rm -rf mydir, with
mydir (recursively) containing 2.5 million files, takes about 12 hours on a mostly idle machine.
More information: Most of the files being deleted are hard links to files in other directories (the directory being deleted is actually the oldest backup made by
rm command is actually given by
rsnapshot). So it's mostly directory entries being deleted - the file content itself isn't much; it's in the order of some tens of GB.
I'm far from certain that
btrfs is the culprit. I recall backup was also very slow before I started to use
btrfs, but I'm not certain that the slowness was in the deletion.
The machine is an Intel Core i5 2.67 GHz with 4 GB RAM. It has two SATA disks: one has the OS and some other stuff, and the backup disk is a 1 TB
WDC WD1002FAEX-00Z3A0. The motherboard is an Asus P7P55D.
Edit: The machine is a Debian wheezy with Linux
3.16.3-2~bpo70+1. This is how the filesystem is mounted:
root@thames:~# mount|grep rsnapshot /dev/sdb1 on /var/backups/rsnapshot type btrfs (rw,relatime,compress=zlib,space_cache)
rsync -a --delete /some/empty/dir mydir takes about 6 hours. A significant improvement over
rm -rf, but still too much I think. (Explanation of why
rsync is faster than
rm: "[M]ost filesystems store their directory structures in a btree format, the order [in] which you delete files is ... important. One needs to avoid rebalancing the btree when you perform the unlink....
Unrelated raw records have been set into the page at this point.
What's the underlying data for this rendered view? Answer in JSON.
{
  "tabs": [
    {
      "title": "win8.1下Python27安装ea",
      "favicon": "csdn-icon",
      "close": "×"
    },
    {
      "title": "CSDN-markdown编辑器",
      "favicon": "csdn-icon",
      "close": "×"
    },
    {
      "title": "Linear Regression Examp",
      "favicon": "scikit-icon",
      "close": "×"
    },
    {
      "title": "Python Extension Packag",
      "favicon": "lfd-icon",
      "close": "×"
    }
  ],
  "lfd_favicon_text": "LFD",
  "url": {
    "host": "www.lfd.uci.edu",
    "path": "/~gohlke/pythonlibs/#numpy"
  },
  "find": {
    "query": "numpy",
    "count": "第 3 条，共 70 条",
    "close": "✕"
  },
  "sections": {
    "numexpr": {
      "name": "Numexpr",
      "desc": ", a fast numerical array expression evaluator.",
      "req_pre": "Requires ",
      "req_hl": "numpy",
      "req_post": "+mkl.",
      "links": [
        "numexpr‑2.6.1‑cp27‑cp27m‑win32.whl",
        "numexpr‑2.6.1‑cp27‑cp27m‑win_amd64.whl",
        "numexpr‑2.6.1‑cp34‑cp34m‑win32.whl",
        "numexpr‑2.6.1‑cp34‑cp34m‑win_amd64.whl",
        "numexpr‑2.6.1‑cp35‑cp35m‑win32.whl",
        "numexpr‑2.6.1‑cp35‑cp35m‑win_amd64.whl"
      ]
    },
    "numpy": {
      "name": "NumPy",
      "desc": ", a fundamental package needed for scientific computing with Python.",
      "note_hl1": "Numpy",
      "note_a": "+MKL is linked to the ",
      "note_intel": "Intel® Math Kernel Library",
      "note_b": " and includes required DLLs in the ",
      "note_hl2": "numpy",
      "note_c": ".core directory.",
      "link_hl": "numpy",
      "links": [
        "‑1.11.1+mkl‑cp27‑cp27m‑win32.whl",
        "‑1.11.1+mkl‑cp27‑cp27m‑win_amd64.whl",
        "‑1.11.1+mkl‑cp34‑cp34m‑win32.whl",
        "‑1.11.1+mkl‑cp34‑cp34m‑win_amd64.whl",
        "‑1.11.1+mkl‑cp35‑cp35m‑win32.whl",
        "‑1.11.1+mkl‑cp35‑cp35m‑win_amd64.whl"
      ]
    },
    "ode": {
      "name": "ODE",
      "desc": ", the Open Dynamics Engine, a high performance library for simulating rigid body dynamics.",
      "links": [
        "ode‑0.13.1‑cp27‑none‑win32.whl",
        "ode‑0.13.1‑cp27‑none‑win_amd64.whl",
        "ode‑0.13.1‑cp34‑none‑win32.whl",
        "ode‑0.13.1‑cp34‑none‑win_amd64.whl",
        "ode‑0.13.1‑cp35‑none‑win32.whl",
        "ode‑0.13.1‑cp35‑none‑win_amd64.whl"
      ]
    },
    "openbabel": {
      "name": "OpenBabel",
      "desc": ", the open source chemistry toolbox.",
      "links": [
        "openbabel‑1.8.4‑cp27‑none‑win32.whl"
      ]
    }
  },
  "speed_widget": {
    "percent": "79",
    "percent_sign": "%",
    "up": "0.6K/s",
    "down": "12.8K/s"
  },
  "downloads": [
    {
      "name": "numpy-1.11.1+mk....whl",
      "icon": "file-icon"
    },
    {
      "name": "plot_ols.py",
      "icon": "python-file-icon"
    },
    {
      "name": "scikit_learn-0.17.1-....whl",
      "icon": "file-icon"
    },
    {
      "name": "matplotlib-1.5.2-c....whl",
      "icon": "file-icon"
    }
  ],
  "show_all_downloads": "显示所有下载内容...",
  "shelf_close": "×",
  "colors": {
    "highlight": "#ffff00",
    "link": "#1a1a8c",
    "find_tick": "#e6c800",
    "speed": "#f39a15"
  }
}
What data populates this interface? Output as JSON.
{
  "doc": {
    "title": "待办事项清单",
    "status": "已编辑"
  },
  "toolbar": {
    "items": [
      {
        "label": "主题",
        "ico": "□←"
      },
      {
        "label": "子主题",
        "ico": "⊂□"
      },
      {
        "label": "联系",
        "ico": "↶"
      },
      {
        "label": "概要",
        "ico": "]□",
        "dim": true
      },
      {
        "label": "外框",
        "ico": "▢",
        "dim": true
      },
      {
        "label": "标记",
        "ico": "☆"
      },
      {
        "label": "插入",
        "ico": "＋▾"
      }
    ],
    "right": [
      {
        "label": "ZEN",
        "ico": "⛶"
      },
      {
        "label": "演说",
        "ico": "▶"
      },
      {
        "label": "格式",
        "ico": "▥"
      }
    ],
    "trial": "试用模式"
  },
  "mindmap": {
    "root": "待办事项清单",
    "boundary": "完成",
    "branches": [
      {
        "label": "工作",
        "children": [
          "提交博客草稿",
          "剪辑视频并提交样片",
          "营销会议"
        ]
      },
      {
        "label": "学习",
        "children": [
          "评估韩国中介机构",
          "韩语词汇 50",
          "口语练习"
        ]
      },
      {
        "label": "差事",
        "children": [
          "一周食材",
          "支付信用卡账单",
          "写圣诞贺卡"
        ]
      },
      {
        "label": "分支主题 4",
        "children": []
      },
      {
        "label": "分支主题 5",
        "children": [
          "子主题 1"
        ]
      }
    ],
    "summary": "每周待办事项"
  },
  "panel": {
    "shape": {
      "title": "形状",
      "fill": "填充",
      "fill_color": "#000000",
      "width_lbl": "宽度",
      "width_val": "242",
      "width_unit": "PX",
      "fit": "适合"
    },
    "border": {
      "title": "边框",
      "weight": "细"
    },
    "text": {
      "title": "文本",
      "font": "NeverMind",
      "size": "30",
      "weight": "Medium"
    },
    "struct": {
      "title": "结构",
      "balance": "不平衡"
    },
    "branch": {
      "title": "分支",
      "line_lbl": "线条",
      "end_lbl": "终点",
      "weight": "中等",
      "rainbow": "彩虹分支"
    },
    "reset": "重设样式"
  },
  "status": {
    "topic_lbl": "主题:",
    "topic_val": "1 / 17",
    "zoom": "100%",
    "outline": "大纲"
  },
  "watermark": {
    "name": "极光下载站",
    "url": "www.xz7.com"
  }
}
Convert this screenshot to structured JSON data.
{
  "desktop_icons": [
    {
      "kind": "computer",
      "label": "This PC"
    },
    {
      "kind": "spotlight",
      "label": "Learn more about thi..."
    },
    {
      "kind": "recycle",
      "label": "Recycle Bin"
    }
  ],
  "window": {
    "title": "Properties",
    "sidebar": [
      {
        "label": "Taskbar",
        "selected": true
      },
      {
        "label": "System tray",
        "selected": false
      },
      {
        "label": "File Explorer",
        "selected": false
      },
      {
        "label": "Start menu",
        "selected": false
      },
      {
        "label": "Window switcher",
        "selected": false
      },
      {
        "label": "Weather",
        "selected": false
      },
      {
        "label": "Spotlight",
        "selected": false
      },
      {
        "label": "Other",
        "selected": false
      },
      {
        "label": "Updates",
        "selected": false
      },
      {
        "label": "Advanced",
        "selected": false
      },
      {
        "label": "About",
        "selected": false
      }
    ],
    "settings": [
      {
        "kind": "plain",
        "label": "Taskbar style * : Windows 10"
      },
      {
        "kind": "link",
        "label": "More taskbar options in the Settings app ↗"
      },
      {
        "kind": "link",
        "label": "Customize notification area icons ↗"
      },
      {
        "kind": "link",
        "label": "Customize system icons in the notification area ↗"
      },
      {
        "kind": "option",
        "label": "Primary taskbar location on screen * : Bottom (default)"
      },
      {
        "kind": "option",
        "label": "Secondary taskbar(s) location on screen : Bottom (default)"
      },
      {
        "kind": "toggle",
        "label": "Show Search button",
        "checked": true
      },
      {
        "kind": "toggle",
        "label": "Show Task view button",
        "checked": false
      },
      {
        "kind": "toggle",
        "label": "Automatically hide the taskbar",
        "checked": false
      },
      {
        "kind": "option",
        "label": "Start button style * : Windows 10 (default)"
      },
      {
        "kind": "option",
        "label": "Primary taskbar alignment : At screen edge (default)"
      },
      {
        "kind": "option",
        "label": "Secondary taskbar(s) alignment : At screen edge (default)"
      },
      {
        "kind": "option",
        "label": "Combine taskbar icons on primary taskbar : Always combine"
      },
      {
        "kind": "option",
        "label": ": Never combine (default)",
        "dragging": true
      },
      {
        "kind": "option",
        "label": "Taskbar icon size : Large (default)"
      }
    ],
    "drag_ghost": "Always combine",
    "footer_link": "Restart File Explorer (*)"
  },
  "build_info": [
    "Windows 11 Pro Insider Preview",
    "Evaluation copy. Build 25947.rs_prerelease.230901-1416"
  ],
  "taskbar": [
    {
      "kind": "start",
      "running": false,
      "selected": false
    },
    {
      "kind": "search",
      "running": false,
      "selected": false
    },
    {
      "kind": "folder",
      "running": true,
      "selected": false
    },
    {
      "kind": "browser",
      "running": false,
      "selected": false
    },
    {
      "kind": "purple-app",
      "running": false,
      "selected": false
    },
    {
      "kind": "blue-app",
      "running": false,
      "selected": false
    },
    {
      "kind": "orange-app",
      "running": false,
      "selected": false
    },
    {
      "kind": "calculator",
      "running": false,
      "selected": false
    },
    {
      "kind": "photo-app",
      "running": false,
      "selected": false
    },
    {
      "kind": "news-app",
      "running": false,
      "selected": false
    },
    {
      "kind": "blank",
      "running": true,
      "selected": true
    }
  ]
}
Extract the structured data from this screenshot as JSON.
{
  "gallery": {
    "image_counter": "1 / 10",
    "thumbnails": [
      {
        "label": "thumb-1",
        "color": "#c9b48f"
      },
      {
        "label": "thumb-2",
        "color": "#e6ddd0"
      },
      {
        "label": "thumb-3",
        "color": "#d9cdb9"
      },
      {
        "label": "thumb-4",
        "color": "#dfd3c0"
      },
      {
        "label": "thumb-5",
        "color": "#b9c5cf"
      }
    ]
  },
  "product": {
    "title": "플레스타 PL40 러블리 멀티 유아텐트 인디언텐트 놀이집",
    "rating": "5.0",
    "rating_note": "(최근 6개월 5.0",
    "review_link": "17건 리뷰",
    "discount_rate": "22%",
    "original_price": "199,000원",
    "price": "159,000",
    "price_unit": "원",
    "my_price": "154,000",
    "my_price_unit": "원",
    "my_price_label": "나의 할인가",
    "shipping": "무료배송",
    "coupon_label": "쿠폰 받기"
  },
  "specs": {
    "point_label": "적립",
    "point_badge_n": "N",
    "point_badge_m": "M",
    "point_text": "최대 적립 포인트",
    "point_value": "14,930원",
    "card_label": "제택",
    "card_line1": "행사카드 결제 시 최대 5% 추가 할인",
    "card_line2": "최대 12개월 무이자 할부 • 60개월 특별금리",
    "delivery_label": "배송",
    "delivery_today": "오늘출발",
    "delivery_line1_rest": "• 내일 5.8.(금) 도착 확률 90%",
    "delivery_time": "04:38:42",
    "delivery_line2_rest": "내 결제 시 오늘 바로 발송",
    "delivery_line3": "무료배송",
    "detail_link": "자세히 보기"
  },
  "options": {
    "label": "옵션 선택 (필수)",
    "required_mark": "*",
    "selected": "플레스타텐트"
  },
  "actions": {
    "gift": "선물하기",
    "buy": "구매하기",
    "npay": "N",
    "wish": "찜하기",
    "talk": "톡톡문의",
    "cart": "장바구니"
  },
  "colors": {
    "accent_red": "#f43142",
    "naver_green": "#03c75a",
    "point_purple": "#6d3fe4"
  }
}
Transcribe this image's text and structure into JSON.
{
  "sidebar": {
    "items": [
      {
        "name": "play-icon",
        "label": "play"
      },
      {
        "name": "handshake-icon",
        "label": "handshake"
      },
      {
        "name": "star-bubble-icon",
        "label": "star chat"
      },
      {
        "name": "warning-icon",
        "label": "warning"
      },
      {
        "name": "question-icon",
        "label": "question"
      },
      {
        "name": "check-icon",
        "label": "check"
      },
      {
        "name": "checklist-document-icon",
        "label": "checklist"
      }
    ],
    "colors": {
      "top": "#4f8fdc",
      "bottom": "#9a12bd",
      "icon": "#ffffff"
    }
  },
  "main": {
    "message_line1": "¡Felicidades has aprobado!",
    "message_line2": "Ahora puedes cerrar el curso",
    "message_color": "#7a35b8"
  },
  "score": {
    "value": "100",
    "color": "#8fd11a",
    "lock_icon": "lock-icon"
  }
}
rsync -a --delete ... does deletions in-order")
Edit: I attached another disk which had 2.2 million files (recursively) in a directory, but on XFS. Here are some comparative results:
On the XFS disk On the BTRFS disk Cached reads 10 GB/s 10 GB/s Buffered reads 80 MB/s 115 MB/s Walk tree 11 minutes 43 minutes rm -rf mydir 7 minutes 12 hours
hdparm -T /dev/sdX and
hdparm -t /dev/sdX.
 Time taken to run
find mydir -print|wc -l immediately after boot.
 On the XFS disk, this was soon after walking the tree with
find. On the BTRFS disk it is the old measurement (and I don't think it was with the tree cached).
It appears to be a problem with